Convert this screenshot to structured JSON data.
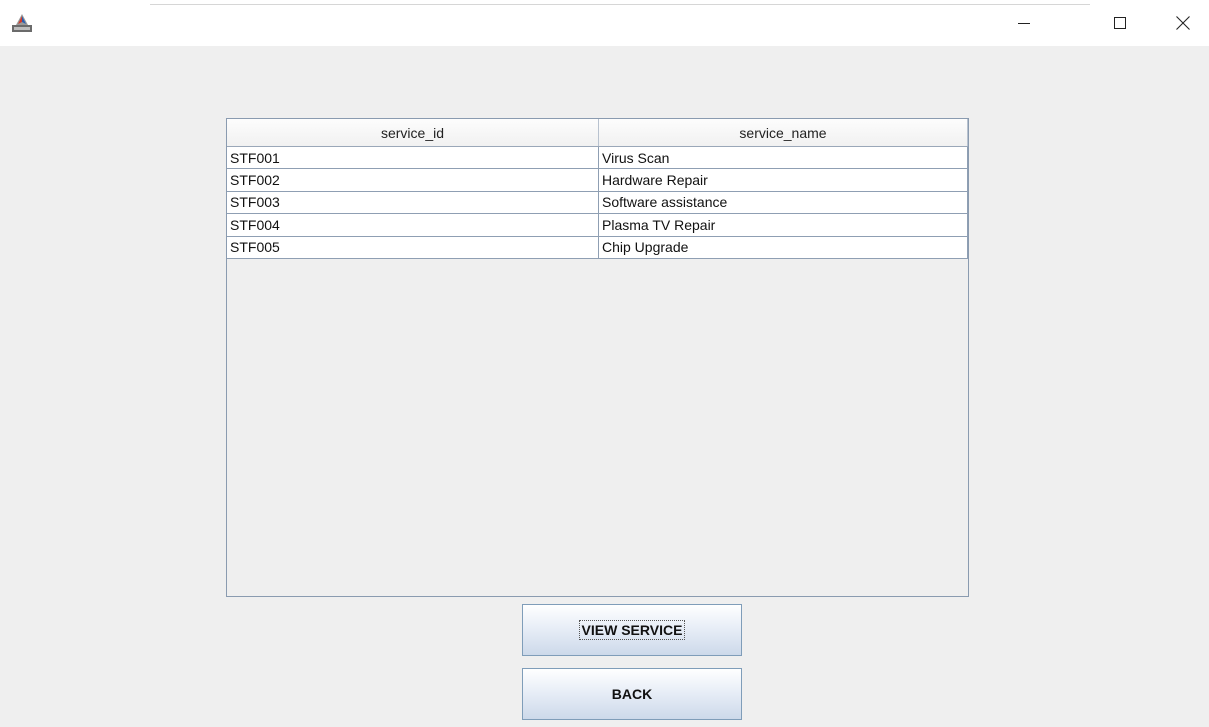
{
  "window": {
    "title": "",
    "controls": {
      "minimize_icon": "minimize-icon",
      "maximize_icon": "maximize-icon",
      "close_icon": "close-icon"
    }
  },
  "table": {
    "columns": [
      "service_id",
      "service_name"
    ],
    "rows": [
      [
        "STF001",
        "Virus Scan"
      ],
      [
        "STF002",
        "Hardware Repair"
      ],
      [
        "STF003",
        "Software assistance"
      ],
      [
        "STF004",
        "Plasma TV Repair"
      ],
      [
        "STF005",
        "Chip Upgrade"
      ]
    ]
  },
  "buttons": {
    "view_service": "VIEW SERVICE",
    "back": "BACK"
  },
  "colors": {
    "window_background": "#efefef",
    "titlebar_background": "#ffffff",
    "table_border": "#8f9fb3",
    "button_border": "#7f9db9"
  }
}
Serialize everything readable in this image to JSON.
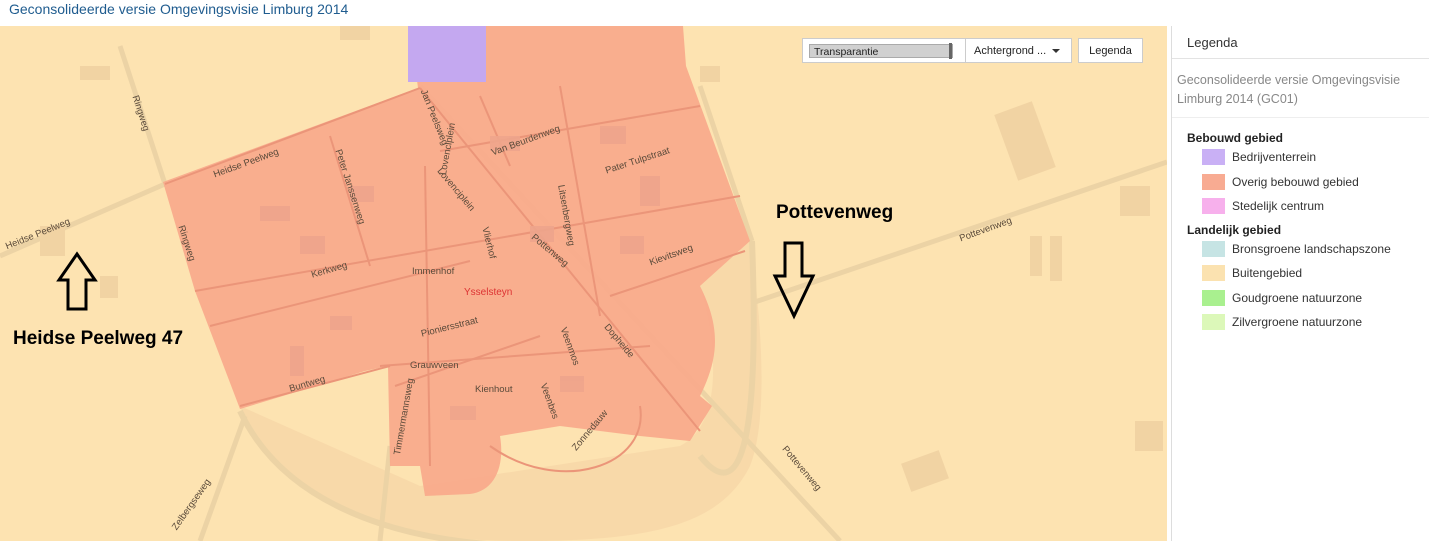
{
  "page": {
    "title": "Geconsolideerde versie Omgevingsvisie Limburg 2014"
  },
  "controls": {
    "transparency_label": "Transparantie",
    "background_label": "Achtergrond ...",
    "legend_button": "Legenda"
  },
  "map": {
    "annotations": {
      "pottevenweg": "Pottevenweg",
      "heidse": "Heidse Peelweg 47"
    },
    "place_name": "Ysselsteyn",
    "streets": {
      "heidse_peelweg_1": "Heidse Peelweg",
      "heidse_peelweg_2": "Heidse Peelweg",
      "ringweg_1": "Ringweg",
      "ringweg_2": "Ringweg",
      "peter_janssenweg": "Peter Janssenweg",
      "jan_peelsweg": "Jan Peelsweg",
      "van_beurdenweg": "Van Beurdenweg",
      "pater_tulpstraat": "Pater Tulpstraat",
      "lovenciplein_1": "Lovenciplein",
      "lovenciplein_2": "Lovenciplein",
      "litsenbergweg": "Litsenbergweg",
      "kerkweg": "Kerkweg",
      "immenhof": "Immenhof",
      "vlierhof": "Vlierhof",
      "pottenweg": "Pottenweg",
      "kievitsweg": "Kievitsweg",
      "pottevenweg_map": "Pottevenweg",
      "pottevenweg_map_2": "Pottevenweg",
      "pioniersstraat": "Pioniersstraat",
      "grauwveen": "Grauwveen",
      "veenmos": "Veenmos",
      "dopheide": "Dopheide",
      "buntweg": "Buntweg",
      "kienhout": "Kienhout",
      "veenbes": "Veenbes",
      "zonnedauw": "Zonnedauw",
      "timmermannsweg": "Timmermannsweg",
      "zelbergseweg": "Zelbergseweg"
    },
    "colors": {
      "buitengebied": "#fde3b1",
      "overig_bebouwd": "#f9a98b",
      "bedrijventerrein": "#c4a8f0",
      "roads": "#ecd3a5"
    }
  },
  "legend": {
    "title": "Legenda",
    "subtitle": "Geconsolideerde versie Omgevingsvisie Limburg 2014 (GC01)",
    "groups": [
      {
        "name": "Bebouwd gebied",
        "items": [
          {
            "label": "Bedrijventerrein",
            "color": "#c9b0f5"
          },
          {
            "label": "Overig bebouwd gebied",
            "color": "#f8ab92"
          },
          {
            "label": "Stedelijk centrum",
            "color": "#f7b0ec"
          }
        ]
      },
      {
        "name": "Landelijk gebied",
        "items": [
          {
            "label": "Bronsgroene landschapszone",
            "color": "#c6e4e4"
          },
          {
            "label": "Buitengebied",
            "color": "#fbe2b0"
          },
          {
            "label": "Goudgroene natuurzone",
            "color": "#a9f08f"
          },
          {
            "label": "Zilvergroene natuurzone",
            "color": "#dcf8b9"
          }
        ]
      }
    ]
  }
}
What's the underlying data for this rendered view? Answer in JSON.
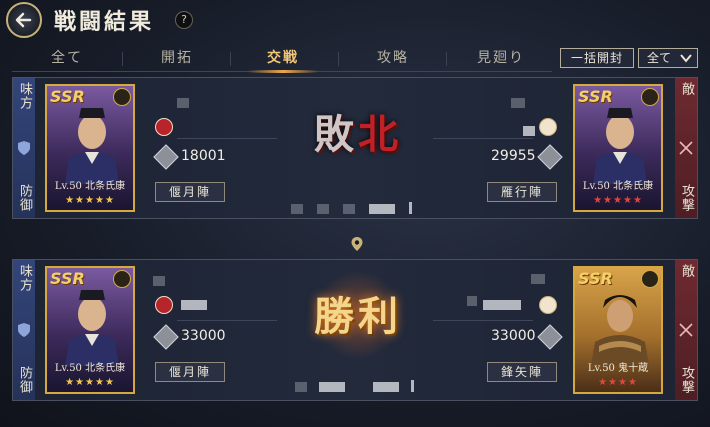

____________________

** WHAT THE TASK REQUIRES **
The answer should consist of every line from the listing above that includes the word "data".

** WORKED SOLUTION **
Convert this screenshot to structured JSON data.
What's the underlying data for this rendered view? Answer in JSON.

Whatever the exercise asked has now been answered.